Caprine arthritis encephalitis



Caprine arthritis encephalitis virus in the lentivirus group


Caprine arthritis encephalitis (also known as caprine retrovirus or CRV) occurs only in goats causing arthritis, encephalitis or pneumonia.

Where the disease occurs

Caprine arthritis encephalitis ( CAE) has been reported from Australia, the United States, Canada, Europe and New Zealand. It is present in Queensland, mainly in dairy goats in eastern parts of the State.

The disease in animals

Under natural conditions, most goats are infected when young, carry the virus for life and develop the disease months or years later. The signs of disease vary according to the age of the animal.

Encephalitis affects young kids 2-4 months old but older animals can be affected. There is a sudden occurrence of a short, stilted gait. This progresses to an ascending unilateral or bilateral posterior paralysis. Affected kids retain their alertness and appetite during this period. Eventually, hyperaesthesia develops with convulsions and death. The course of the disease can vary from two weeks to two months. Kids affected in this way should be humanely destroyed.

Arthritis occurs in mature goats, around 1-2 years old, but can be seen as early as four months. The onset may be sudden or slow. The animal becomes depressed, loses weight and the coat becomes rough. Lameness, incoordination and progressive paralysis occur as a result of the development of enlarged painful joints.

A progressive pneumonia is seen in some infected goats, mainly adults. They show respiratory distress, loss of weight and slow deterioration.

How the disease spreads

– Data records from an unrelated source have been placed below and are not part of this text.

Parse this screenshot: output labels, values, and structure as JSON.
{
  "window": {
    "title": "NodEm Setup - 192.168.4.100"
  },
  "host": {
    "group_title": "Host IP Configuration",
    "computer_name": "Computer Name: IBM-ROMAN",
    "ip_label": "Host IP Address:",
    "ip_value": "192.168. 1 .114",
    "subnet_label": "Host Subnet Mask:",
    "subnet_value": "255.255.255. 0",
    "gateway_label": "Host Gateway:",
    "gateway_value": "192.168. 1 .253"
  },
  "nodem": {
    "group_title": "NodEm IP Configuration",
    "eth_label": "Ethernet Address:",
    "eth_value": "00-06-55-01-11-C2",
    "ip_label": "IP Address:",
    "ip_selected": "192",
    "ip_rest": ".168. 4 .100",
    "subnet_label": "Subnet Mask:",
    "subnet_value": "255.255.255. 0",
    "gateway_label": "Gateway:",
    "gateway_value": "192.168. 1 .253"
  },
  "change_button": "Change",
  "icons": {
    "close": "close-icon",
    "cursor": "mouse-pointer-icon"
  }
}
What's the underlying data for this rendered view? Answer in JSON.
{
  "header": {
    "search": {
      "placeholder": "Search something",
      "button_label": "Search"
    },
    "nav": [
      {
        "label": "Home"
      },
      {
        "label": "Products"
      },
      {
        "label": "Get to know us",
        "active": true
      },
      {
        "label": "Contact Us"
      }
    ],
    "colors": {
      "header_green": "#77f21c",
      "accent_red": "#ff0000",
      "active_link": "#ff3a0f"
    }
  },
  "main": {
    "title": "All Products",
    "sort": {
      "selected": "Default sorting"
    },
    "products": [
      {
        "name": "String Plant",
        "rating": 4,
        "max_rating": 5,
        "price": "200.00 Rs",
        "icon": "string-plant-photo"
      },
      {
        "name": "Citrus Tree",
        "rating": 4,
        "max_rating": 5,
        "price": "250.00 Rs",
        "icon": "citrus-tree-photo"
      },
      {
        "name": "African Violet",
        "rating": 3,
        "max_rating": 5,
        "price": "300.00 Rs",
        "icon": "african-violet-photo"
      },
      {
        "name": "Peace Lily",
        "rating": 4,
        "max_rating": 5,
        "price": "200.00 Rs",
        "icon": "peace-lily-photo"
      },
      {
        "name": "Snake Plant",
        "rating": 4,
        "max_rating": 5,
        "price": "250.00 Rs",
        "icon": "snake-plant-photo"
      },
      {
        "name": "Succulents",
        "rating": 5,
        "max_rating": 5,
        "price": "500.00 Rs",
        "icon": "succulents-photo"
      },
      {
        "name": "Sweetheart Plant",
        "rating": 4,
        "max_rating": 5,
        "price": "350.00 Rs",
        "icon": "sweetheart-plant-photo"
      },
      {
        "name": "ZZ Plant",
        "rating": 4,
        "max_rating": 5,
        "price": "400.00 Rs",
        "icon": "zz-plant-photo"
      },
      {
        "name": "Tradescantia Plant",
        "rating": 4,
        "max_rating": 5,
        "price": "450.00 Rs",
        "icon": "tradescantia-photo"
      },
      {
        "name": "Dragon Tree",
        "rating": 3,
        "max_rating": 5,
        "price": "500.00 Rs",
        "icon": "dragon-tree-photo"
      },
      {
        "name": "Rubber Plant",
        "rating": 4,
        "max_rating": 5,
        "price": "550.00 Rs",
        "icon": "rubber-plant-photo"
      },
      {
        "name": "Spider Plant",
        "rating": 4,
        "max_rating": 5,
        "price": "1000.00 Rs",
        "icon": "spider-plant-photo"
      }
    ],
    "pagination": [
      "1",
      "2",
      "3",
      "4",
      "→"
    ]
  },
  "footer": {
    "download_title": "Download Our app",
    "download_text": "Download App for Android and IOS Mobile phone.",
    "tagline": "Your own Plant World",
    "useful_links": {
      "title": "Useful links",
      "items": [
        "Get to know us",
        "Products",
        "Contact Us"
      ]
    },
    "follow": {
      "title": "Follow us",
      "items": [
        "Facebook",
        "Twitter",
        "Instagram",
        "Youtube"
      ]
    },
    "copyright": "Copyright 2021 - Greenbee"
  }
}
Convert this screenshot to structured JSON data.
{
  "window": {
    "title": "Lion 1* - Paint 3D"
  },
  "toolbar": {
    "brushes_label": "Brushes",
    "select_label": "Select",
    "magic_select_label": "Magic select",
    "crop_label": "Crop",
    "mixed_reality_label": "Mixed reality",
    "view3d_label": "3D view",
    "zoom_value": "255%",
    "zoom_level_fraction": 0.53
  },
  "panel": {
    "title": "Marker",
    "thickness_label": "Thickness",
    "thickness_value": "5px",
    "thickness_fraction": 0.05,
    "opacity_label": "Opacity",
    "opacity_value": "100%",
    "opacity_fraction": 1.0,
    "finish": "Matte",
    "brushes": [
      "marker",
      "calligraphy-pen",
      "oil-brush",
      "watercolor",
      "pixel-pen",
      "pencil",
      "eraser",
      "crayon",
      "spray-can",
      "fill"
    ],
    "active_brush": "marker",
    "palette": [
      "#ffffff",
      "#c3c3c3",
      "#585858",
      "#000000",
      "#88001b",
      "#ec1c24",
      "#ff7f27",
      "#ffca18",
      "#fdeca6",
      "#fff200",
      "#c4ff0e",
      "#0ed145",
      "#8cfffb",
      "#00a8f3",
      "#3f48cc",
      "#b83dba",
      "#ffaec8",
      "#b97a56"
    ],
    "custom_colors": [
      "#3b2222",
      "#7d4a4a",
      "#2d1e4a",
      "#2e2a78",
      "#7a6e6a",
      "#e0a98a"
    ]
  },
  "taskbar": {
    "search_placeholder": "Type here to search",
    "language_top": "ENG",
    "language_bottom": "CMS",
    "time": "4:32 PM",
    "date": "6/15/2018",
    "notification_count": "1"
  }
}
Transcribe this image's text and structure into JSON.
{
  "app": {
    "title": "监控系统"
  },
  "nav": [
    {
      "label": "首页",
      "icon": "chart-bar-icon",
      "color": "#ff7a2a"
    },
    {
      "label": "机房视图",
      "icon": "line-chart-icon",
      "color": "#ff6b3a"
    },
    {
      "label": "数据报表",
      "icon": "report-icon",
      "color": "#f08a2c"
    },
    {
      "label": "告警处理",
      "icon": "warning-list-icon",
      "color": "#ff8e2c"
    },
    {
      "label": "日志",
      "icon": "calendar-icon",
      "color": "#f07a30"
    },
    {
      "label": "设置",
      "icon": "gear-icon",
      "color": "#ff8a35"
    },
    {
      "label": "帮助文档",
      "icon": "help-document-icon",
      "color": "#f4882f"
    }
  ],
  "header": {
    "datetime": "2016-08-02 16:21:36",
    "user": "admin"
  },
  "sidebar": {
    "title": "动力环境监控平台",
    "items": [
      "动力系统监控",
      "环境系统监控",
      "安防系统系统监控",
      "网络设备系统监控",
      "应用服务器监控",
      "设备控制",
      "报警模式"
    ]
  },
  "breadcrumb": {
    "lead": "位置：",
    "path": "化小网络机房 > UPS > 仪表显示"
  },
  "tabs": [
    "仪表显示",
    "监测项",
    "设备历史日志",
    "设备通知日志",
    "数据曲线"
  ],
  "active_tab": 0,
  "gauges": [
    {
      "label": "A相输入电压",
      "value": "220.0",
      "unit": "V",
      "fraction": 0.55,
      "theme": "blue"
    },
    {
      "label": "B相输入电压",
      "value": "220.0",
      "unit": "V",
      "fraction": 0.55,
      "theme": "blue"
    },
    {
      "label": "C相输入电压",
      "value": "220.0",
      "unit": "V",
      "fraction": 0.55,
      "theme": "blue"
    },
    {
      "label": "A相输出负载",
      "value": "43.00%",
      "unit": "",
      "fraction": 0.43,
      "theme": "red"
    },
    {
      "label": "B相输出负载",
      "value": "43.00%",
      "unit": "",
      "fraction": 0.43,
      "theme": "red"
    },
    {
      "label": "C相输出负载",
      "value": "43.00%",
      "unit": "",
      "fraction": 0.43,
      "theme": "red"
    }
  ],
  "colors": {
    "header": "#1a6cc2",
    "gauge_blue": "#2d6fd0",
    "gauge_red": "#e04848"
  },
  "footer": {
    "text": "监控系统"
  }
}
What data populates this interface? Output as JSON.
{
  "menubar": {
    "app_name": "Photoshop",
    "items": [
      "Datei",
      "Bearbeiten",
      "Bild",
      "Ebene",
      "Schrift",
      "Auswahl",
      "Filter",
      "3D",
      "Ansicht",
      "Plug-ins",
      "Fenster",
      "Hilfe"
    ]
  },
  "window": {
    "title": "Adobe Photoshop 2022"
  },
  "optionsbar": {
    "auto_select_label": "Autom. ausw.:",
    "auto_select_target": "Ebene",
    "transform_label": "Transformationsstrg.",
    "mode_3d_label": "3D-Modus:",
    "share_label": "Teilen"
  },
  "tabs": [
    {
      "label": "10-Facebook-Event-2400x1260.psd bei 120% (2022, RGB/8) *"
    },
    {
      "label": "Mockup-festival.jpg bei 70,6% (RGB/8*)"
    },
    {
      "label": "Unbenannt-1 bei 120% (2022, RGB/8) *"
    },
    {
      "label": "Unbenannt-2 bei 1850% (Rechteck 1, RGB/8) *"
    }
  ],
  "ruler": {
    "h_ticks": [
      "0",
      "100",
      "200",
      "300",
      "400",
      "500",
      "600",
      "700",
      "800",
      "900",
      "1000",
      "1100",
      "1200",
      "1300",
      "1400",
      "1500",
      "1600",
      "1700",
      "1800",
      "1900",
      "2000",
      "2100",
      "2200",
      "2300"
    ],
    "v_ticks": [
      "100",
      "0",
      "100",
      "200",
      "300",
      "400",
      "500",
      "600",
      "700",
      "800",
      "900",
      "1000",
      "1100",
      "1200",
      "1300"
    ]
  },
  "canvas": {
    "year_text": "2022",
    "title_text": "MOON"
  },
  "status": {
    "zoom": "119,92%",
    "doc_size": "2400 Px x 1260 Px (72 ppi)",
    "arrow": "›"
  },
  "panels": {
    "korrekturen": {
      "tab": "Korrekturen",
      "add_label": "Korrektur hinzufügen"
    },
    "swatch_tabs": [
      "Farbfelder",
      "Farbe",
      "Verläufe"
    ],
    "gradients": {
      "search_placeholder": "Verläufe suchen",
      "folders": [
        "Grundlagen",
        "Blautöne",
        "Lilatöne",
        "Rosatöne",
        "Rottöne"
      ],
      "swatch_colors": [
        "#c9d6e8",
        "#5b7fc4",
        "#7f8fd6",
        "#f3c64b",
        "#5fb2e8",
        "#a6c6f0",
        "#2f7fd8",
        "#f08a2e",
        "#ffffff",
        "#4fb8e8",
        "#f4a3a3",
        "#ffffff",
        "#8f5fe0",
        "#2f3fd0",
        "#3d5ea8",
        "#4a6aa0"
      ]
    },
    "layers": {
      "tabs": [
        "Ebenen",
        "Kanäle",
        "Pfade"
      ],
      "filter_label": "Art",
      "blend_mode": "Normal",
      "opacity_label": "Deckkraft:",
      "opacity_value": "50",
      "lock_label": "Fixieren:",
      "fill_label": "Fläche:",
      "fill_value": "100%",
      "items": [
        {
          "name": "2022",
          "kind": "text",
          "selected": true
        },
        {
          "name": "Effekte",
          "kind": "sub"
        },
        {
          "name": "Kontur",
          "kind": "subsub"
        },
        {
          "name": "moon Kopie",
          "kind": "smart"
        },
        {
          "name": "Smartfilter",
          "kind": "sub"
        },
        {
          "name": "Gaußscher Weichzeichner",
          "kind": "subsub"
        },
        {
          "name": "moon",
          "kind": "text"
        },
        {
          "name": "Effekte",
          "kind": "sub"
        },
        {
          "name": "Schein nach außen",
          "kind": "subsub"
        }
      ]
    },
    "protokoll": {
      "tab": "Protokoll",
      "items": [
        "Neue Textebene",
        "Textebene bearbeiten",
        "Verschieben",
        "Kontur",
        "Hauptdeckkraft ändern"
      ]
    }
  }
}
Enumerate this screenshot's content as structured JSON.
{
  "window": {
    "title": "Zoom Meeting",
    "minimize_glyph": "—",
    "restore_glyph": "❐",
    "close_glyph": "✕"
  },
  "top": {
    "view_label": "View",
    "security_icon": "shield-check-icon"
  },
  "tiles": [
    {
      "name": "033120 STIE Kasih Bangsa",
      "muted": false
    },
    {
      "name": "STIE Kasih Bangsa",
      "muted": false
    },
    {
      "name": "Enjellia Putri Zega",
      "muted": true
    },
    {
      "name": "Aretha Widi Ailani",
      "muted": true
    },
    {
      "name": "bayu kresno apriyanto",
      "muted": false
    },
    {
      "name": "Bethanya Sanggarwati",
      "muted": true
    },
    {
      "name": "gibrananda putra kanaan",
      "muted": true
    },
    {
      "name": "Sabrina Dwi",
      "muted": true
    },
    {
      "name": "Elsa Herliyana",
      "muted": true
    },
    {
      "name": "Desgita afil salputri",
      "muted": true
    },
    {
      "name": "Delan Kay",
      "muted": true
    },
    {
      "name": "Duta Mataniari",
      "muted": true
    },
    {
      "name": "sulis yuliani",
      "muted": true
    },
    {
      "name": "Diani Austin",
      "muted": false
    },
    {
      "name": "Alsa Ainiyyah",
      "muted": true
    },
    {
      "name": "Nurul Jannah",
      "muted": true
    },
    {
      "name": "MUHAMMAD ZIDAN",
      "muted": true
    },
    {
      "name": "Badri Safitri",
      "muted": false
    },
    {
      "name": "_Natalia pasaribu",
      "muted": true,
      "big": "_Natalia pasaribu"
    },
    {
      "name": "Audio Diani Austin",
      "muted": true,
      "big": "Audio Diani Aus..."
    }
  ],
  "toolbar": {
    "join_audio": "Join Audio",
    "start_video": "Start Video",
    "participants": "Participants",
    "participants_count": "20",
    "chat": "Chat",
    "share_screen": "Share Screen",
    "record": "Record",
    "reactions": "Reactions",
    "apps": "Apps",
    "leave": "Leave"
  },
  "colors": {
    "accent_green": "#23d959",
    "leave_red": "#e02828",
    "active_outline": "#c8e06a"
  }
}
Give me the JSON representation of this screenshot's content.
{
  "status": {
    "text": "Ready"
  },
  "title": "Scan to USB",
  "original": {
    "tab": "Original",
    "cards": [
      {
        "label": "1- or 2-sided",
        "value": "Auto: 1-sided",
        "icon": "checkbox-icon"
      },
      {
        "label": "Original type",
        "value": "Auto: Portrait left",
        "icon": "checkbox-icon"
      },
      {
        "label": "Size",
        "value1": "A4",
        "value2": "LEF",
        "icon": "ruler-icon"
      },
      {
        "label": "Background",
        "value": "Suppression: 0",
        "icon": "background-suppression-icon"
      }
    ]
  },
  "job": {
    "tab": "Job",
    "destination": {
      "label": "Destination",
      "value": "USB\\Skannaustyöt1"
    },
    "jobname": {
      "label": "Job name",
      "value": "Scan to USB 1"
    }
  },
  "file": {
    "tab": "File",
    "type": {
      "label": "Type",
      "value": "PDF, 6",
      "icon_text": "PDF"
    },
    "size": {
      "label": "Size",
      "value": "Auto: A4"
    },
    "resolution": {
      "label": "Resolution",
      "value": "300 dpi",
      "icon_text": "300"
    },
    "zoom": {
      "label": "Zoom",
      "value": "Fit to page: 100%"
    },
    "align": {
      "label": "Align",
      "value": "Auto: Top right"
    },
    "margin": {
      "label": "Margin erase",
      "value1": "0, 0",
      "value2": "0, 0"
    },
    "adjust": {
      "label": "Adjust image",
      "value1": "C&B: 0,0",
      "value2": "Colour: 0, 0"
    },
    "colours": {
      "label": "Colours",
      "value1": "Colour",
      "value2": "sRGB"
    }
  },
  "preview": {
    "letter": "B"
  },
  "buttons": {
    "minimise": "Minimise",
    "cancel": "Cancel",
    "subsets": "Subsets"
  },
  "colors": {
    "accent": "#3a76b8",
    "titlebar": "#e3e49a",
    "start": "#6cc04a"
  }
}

The main method of spread is from doe to kid through colostrum or milk. The virus does not cross the placenta and kids born to infected does, in the main, do not have the disease. There is a small risk of spread during the birth process if the kid is contaminated with blood due to vaginal tears. However, one drink of infected milk will cause disease.

Some spread of infection occurs by contact between adult goats especially in intensively managed situations, such as dairy goat herds. The disease is less common in meat, fibre and feral goats under extensive grazing conditions.

People may also contribute to the spread of infection by having contaminated hands, clothing and footwear.


Diagnosis is normally by the testing of blood samples.

Control of the disease in animals

The disease can be controlled by blood testing and removal of infected animals. Kids should be removed at birth from infected does, kept in isolation and reared on bovine colostrum and milk, milk substitutes or milk from known CAE free does. Goats should only be introduced from CAE free herds or blood tested before joining the herd. There is no successful treatment for infected animals.

Caprine arthritis encephalitis accreditation scheme

A voluntary CAE accreditation scheme is administered by Biosecurity Queensland.

Responsibility for meeting the conditions of the scheme rests with the owner of the flock and an approved private veterinary practitioner. Owners are required to meet all veterinary and laboratory costs and to pay an accreditation fee to Biosecurity Queensland.

Flock owners must abide with the rules of the scheme with regard to flock management and biosecurity, testing requirements and purchase of stock. Two negative blood tests of all goats over six months of age are required for accreditation. Re-accreditation is required annually or biennially, depending on the time the flock has been accredited. If infection is detected in the flock, accreditation is withdrawn until all reactors are removed and the flock tested back to accreditation standards.

For more information, please contact Biosecurity Queensland.

Can people get the disease


Further information

Last updated 08 January 2014